BEGIN Provided material
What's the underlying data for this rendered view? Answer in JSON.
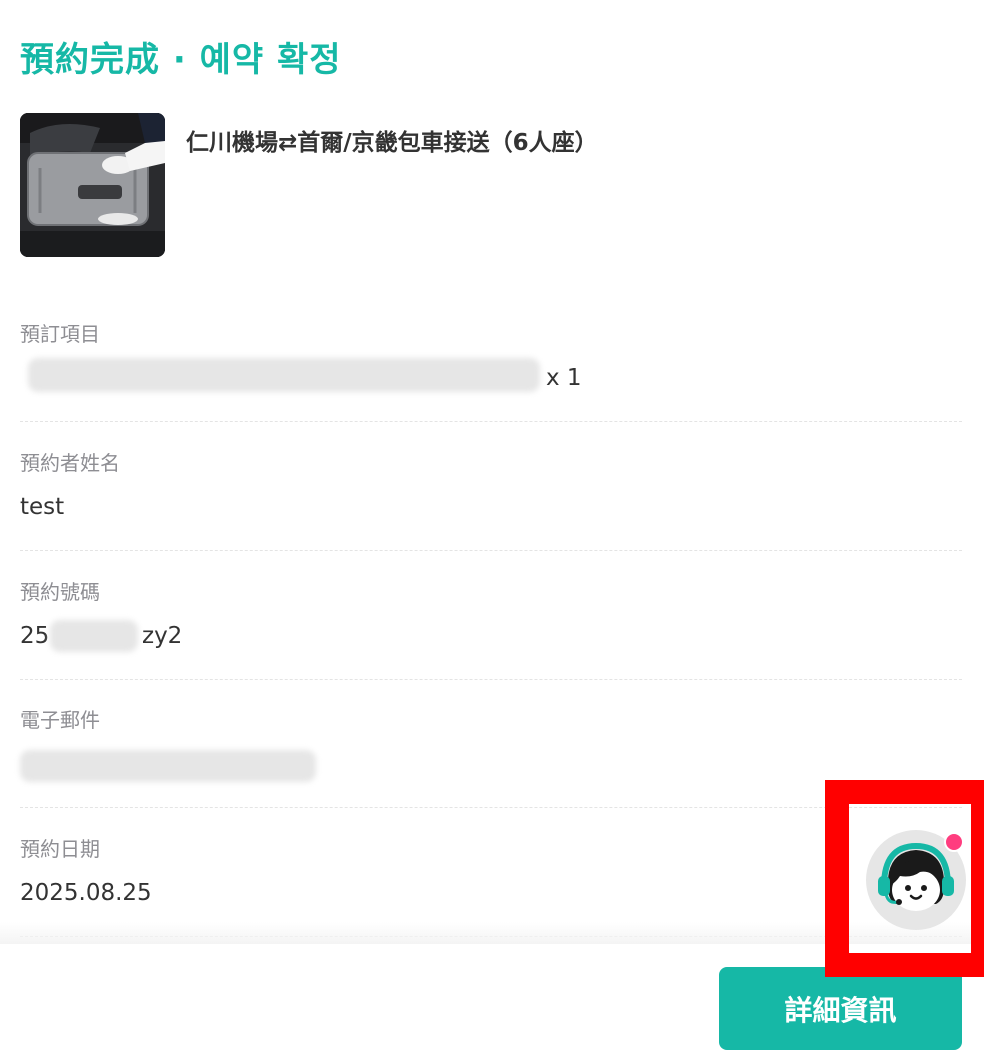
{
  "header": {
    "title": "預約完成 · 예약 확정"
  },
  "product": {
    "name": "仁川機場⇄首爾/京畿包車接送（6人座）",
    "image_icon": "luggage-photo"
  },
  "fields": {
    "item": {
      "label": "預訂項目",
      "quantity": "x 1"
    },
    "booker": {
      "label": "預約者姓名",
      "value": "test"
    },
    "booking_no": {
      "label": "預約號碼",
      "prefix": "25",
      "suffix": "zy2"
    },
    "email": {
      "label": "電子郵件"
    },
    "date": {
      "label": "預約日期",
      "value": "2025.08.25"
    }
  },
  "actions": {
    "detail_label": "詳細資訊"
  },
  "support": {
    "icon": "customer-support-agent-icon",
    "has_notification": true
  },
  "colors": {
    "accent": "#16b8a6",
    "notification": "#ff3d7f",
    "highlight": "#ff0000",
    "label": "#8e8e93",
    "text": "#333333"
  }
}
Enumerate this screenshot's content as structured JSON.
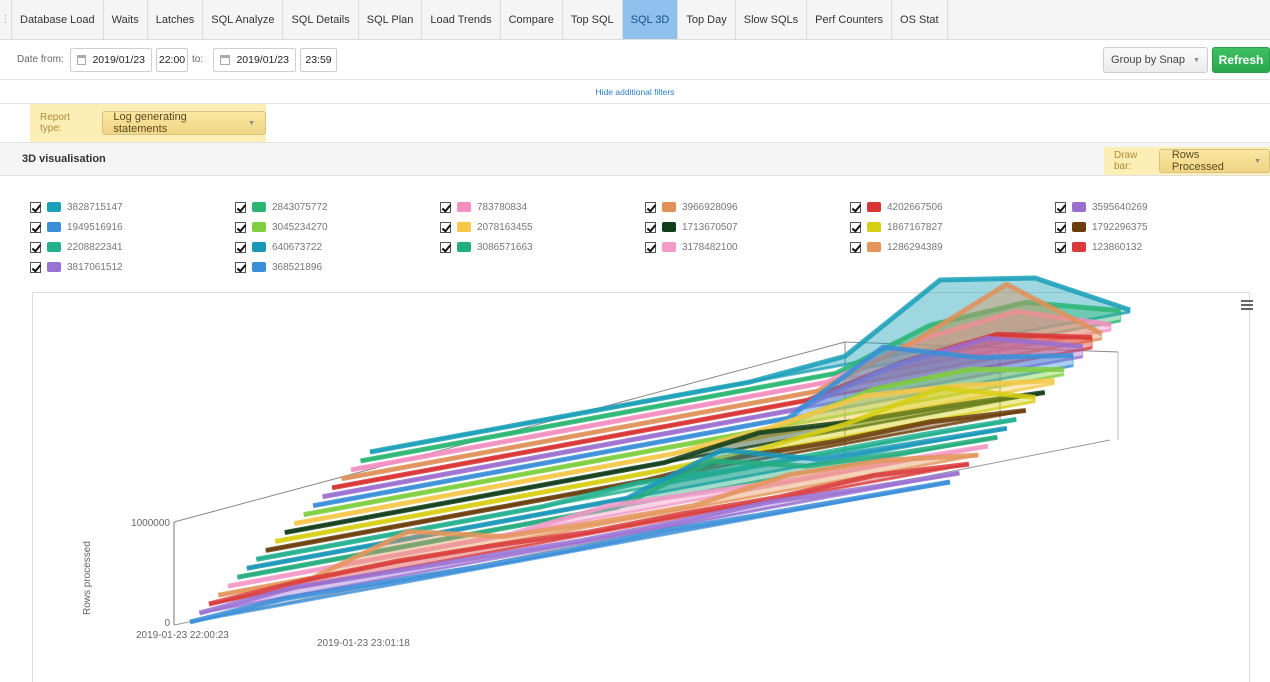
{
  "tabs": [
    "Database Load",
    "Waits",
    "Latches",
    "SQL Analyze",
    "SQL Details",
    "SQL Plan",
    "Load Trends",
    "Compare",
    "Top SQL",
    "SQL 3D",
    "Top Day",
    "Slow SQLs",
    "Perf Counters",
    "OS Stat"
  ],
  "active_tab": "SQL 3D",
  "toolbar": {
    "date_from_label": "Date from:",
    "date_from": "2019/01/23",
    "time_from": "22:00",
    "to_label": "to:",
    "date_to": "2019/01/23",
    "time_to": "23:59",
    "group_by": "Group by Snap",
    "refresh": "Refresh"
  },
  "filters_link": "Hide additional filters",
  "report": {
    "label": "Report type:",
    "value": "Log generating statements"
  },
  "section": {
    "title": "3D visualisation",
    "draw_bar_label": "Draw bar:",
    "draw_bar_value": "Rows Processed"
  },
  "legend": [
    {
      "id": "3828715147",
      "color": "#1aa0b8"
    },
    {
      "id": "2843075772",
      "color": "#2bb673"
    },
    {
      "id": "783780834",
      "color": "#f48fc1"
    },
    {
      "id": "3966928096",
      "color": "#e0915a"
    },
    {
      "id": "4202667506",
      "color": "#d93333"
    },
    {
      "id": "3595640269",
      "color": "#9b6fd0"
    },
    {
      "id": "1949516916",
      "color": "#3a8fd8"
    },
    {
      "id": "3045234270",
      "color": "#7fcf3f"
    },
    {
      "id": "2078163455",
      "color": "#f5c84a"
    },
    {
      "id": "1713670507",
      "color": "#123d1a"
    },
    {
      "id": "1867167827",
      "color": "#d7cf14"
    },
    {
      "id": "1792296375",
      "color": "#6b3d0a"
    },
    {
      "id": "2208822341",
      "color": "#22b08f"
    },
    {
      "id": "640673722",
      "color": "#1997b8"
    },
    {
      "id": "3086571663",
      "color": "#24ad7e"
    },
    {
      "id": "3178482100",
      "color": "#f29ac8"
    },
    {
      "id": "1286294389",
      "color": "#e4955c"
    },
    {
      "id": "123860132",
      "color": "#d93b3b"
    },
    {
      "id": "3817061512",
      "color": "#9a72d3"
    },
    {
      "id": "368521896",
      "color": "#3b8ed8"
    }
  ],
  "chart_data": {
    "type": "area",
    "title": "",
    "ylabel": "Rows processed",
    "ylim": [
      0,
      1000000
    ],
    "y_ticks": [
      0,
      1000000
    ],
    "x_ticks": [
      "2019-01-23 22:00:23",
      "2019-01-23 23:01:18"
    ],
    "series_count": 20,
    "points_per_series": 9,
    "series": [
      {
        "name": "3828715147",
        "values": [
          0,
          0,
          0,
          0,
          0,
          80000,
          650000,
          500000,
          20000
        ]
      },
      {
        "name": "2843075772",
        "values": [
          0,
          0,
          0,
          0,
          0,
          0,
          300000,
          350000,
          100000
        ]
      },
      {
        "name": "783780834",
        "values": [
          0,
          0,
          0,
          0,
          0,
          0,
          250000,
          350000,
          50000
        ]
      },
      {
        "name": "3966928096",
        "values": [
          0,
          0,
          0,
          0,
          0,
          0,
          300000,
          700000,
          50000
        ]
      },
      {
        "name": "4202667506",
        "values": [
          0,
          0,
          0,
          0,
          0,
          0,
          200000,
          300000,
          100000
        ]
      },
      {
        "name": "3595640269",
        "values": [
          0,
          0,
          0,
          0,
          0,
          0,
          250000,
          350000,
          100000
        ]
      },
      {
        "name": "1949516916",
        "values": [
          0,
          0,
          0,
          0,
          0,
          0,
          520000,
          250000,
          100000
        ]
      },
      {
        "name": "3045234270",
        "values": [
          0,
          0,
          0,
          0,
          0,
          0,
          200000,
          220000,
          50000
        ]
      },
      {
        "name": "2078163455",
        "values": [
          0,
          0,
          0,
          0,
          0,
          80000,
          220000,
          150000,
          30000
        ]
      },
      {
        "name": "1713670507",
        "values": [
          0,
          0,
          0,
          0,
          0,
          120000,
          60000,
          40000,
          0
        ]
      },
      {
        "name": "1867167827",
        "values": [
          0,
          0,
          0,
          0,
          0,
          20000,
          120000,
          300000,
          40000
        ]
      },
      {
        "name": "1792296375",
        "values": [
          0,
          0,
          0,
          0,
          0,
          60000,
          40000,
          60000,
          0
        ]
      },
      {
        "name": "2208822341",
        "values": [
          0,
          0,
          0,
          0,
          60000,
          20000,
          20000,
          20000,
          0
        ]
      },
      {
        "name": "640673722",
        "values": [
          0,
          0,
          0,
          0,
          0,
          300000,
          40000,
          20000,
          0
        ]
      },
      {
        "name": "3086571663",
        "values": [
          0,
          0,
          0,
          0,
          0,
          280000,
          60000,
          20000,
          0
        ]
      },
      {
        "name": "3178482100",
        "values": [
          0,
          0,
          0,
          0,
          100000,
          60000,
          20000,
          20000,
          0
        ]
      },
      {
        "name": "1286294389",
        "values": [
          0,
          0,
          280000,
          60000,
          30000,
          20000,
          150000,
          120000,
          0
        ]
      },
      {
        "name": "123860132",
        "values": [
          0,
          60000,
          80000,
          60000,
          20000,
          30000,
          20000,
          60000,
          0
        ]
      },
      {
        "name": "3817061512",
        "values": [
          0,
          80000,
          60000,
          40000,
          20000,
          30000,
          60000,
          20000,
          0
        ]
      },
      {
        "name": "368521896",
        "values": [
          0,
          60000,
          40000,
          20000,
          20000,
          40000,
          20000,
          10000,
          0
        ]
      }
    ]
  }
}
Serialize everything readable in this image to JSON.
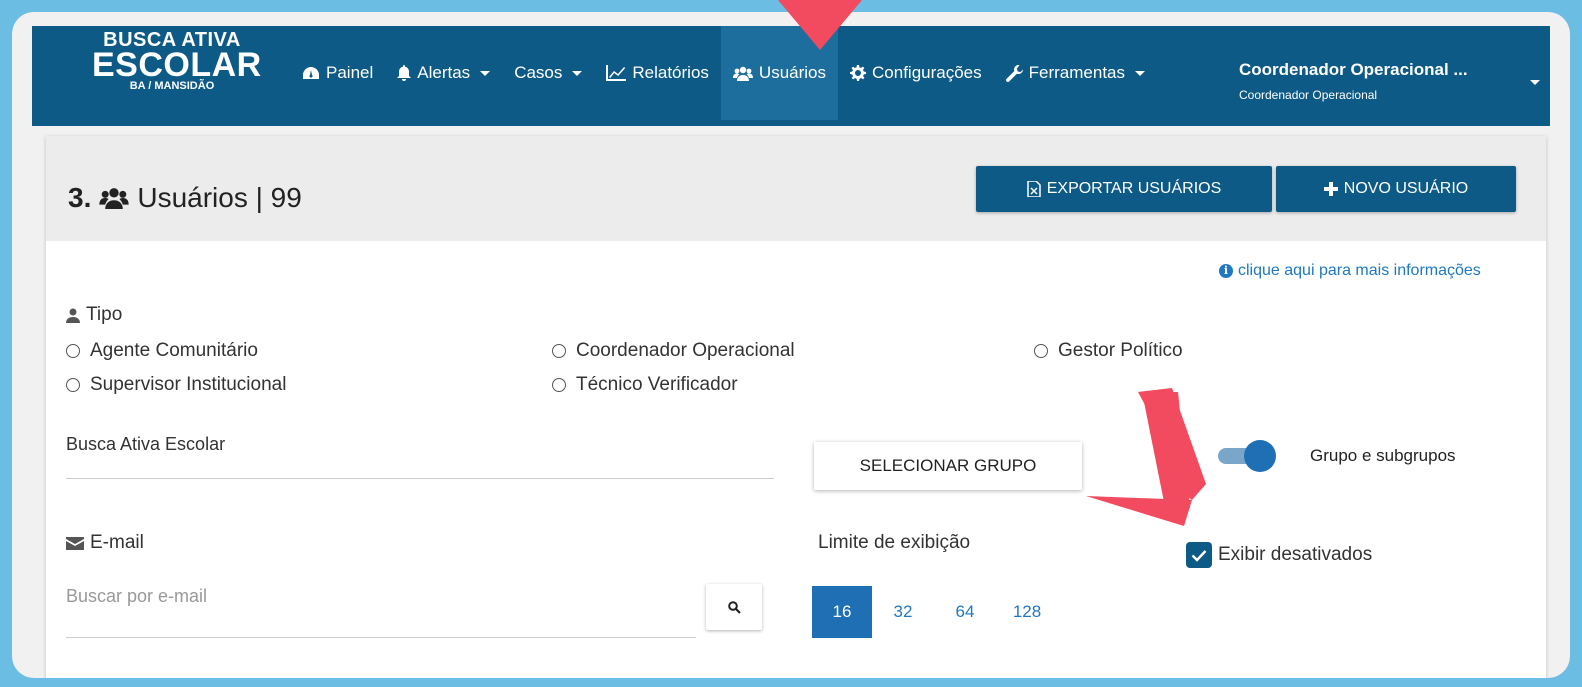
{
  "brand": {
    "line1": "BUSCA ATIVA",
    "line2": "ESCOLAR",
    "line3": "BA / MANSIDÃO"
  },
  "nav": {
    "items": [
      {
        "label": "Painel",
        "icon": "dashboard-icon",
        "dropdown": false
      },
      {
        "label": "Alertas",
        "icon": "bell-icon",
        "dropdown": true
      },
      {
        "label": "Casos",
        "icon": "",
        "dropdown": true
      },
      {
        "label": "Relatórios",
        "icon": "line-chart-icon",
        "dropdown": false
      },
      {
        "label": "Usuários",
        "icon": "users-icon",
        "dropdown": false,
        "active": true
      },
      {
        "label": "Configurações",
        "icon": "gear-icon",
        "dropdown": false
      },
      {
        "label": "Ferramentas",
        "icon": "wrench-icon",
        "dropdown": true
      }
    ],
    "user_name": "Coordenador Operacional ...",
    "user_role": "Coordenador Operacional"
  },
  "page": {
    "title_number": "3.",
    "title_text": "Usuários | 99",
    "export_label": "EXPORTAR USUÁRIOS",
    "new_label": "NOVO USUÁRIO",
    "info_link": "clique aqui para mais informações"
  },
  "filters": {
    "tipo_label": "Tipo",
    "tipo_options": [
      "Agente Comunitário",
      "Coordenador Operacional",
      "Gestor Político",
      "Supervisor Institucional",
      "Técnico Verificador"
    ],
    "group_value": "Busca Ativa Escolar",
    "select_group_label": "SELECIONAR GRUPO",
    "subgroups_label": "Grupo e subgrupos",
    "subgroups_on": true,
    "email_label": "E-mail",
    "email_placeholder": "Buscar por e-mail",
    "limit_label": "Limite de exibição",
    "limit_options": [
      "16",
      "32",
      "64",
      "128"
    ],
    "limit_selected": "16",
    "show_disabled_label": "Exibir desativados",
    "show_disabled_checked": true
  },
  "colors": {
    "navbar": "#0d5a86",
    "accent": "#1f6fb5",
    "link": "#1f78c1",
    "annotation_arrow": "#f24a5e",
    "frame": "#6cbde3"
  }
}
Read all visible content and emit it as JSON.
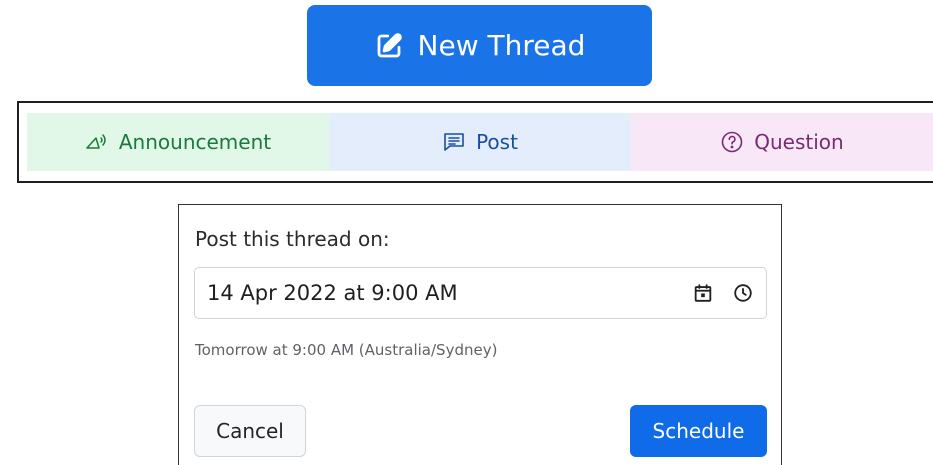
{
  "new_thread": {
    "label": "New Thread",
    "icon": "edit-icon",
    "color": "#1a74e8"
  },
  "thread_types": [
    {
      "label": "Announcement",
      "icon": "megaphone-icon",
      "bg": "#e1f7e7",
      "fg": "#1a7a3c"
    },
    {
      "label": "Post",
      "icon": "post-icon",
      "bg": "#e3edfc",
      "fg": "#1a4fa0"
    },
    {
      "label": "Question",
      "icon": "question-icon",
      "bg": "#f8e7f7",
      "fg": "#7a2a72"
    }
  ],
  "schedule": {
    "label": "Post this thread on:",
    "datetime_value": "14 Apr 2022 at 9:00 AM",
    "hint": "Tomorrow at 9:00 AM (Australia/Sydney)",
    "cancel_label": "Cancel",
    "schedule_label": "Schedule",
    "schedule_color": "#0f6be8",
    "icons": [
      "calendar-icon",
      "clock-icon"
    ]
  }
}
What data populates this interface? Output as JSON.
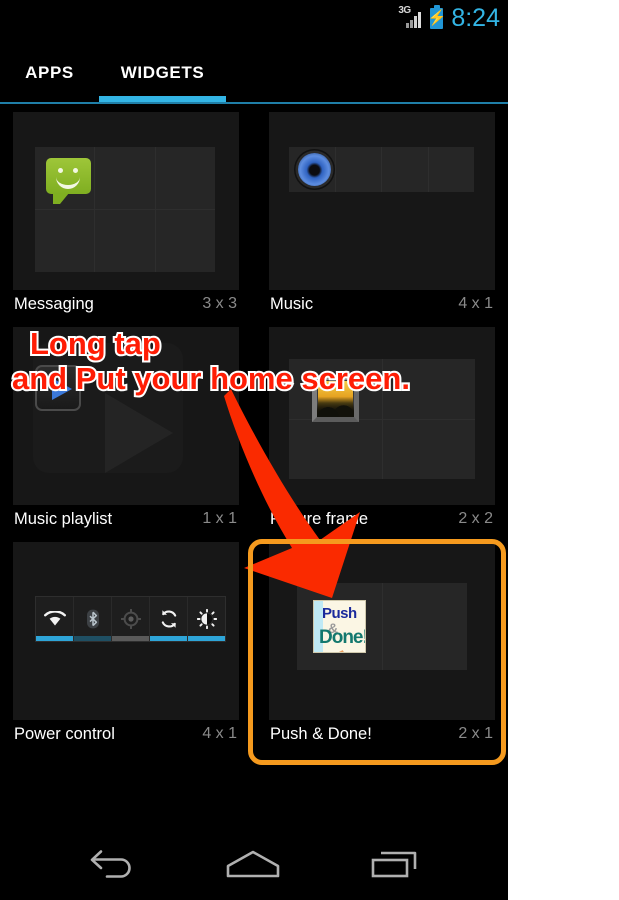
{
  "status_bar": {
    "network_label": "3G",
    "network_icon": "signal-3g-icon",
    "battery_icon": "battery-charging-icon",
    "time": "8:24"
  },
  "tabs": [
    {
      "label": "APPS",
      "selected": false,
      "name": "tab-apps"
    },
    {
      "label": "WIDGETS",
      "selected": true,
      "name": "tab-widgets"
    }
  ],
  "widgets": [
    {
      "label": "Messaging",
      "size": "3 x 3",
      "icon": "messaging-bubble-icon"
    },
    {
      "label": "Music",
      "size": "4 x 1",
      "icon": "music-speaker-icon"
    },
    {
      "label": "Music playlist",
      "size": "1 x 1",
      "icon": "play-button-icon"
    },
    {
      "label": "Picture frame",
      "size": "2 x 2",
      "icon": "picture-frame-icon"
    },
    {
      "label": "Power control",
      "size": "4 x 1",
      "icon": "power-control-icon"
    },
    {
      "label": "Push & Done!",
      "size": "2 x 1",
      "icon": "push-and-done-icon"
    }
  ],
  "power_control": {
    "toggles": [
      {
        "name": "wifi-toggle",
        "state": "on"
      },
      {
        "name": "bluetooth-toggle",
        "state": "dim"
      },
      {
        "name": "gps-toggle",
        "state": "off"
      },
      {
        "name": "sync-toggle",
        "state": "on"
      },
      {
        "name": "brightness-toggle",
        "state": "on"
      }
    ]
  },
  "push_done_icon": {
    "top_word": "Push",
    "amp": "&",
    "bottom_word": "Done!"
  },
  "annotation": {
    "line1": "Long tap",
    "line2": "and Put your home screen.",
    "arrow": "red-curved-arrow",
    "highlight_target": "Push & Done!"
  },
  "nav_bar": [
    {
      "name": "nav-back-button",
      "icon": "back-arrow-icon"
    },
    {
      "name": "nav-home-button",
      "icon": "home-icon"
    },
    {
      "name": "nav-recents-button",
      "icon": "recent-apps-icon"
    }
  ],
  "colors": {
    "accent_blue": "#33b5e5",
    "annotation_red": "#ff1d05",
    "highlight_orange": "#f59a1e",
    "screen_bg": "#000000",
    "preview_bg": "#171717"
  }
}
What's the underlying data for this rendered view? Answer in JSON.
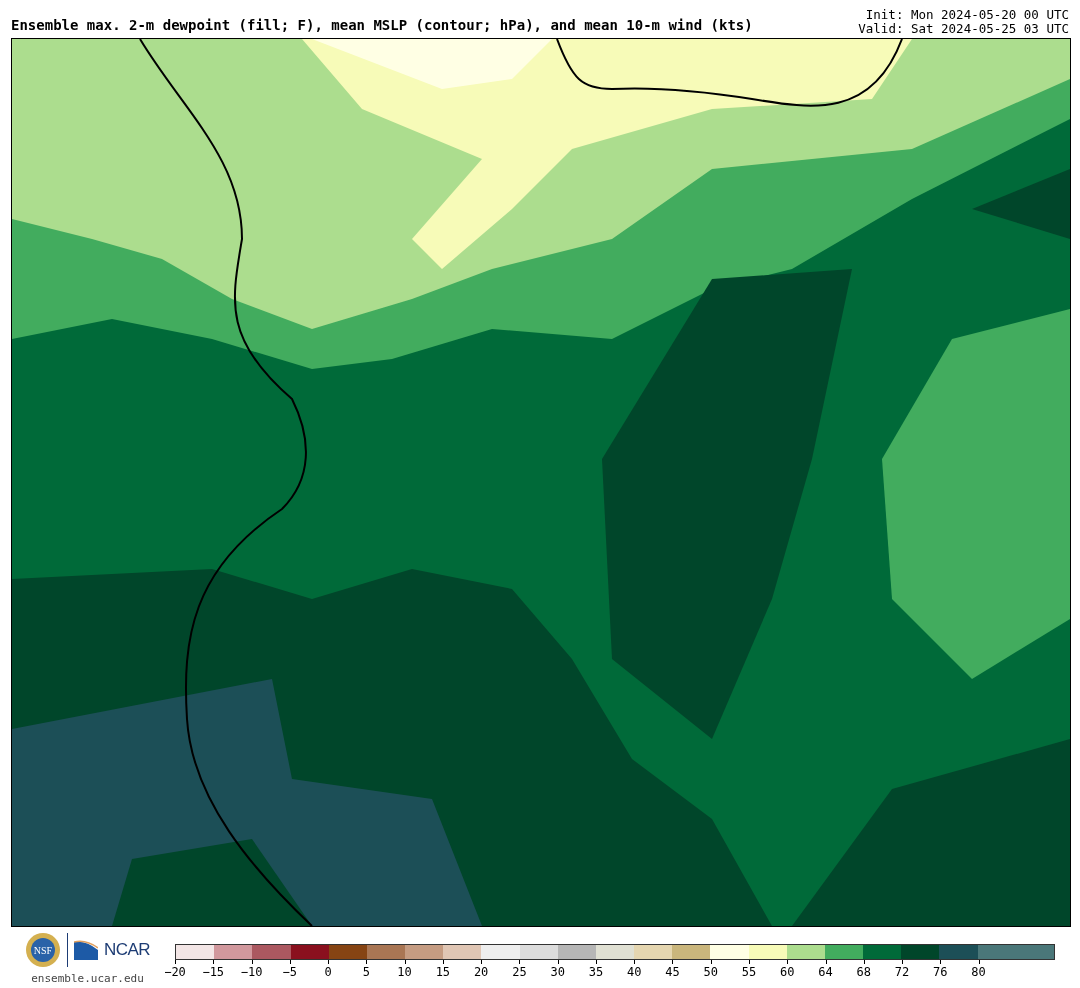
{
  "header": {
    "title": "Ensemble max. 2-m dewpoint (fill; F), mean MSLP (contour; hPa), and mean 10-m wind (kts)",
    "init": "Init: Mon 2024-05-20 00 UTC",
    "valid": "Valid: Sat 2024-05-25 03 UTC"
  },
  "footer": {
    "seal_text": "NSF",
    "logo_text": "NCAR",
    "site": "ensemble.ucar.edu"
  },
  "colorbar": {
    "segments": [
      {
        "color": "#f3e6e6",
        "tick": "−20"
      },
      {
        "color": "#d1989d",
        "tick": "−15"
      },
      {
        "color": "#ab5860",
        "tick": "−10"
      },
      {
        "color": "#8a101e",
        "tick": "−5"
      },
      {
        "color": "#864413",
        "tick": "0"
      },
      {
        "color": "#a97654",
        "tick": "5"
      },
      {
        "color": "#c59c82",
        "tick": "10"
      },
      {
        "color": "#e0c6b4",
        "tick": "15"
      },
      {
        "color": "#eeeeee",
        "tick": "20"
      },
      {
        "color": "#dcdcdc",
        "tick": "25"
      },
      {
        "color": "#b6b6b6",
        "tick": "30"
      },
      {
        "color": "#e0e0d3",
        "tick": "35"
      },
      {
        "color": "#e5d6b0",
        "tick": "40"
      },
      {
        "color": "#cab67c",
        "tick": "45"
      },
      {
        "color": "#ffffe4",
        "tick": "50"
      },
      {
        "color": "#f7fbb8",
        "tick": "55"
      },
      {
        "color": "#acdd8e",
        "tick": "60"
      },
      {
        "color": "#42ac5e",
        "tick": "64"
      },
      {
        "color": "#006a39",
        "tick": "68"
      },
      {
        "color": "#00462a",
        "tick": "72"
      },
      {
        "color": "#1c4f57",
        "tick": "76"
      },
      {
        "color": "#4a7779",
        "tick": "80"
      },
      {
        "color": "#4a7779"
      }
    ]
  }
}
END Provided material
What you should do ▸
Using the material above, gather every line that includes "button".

Exercise answer ▸
      "icon": "play-button-icon"
      "name": "nav-back-button",
      "name": "nav-home-button",
      "name": "nav-recents-button",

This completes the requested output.